I have a different take on this.
AS the 20th century dawned, we had some machines, and some theories. Or machine making was limited by our knowledge of science.
Then came stuff like understanding the physical world. Our world. The science beneath it.
For example, how do people get sick. How does a semiconductor work. This went on till the late 1970s or so, and after that came the engineering boom. The ideas from the last 50 years were put into practice, and we are witnessing the results today.
A combination of advertising, marketing and engineering meant, there is a lot of money to be made, so our efforts to go "fundamental" have weakened. In todays world of MBA and business, every decision is based on "How will it impact our financial quarter".
In the past this mentality was seen mostly in private corporations, but now this is being seen also in universities and research institutions. Often, instead of research, engineering is done because it can reap quicker rewards.
If you look at our sciences, eg metallurgy, chemistry etc., they are languishing because not enough talent is going into them now. It requires a lot less effort(no disrespect to programmers here) to create an android game which can real good rewards.
OTOH, in basic science you may have to slog for 15-20 years before any tangible results. As a result, we are creating a bigger and bigger castle on the same foundation. its going to hold, but one day its going to get to the breaking point.
Human civilization, has reached a point where short term reward reaping has become the primary focus right from the point we get into formal education. In most countries people choose their college major based on job opportunities. It used to happen earlier, but it happens a lot more.
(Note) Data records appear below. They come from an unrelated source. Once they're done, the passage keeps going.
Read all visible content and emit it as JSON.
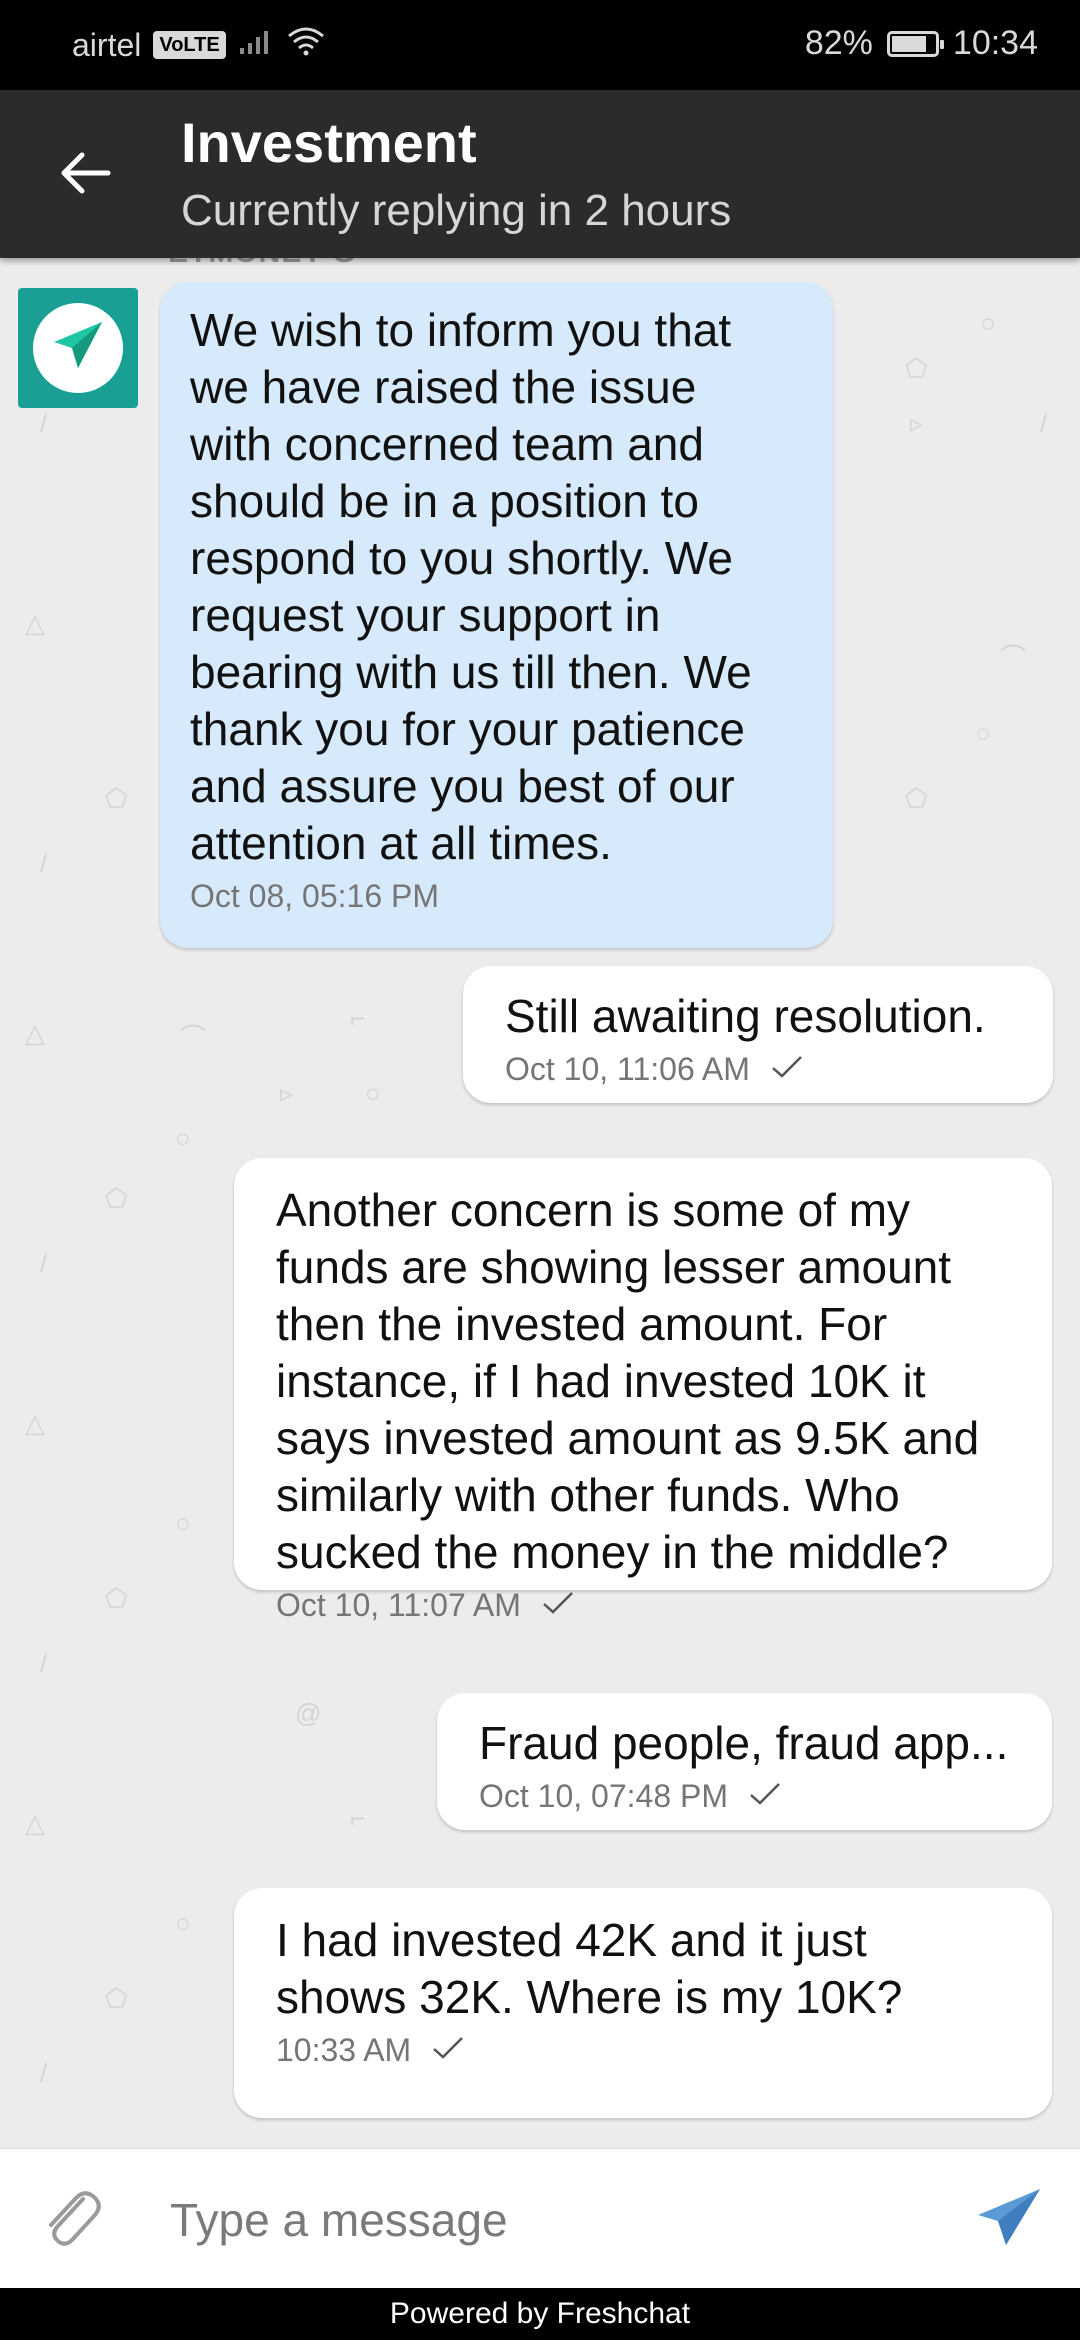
{
  "status_bar": {
    "carrier": "airtel",
    "volte": "VoLTE",
    "battery": "82%",
    "battery_level": 0.82,
    "time": "10:34"
  },
  "header": {
    "title": "Investment",
    "subtitle": "Currently replying in 2 hours"
  },
  "chat": {
    "sender_name_partial": "ETMONEY G",
    "messages": [
      {
        "direction": "incoming",
        "text": "We wish to inform you that\nwe have raised the issue\nwith concerned team and\nshould be in a position to\nrespond to you shortly. We\nrequest your support in\nbearing with us till then. We\nthank you for your patience\nand assure you best of our\nattention at all times.",
        "time": "Oct 08, 05:16 PM"
      },
      {
        "direction": "outgoing",
        "text": "Still awaiting resolution.",
        "time": "Oct 10, 11:06 AM"
      },
      {
        "direction": "outgoing",
        "text": "Another concern is some of my\nfunds are showing lesser amount\nthen the invested amount. For\ninstance, if I had invested 10K it\nsays invested amount as 9.5K and\nsimilarly with other funds. Who\nsucked the money in the middle?",
        "time": "Oct 10, 11:07 AM"
      },
      {
        "direction": "outgoing",
        "text": "Fraud people, fraud app...",
        "time": "Oct 10, 07:48 PM"
      },
      {
        "direction": "outgoing",
        "text": "I had invested 42K and it just\nshows 32K. Where is my 10K?",
        "time": "10:33 AM"
      }
    ]
  },
  "composer": {
    "placeholder": "Type a message"
  },
  "footer": {
    "powered_by": "Powered by Freshchat"
  },
  "colors": {
    "app_bar": "#2b2b2b",
    "incoming_bubble": "#d6eafc",
    "outgoing_bubble": "#ffffff",
    "avatar_bg": "#1a9f94",
    "send_icon": "#5b9bd5"
  }
}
One day our house of cards will grow too big to stand on its on. The higher we go, the faster we fall. Its time to build up the foundation again.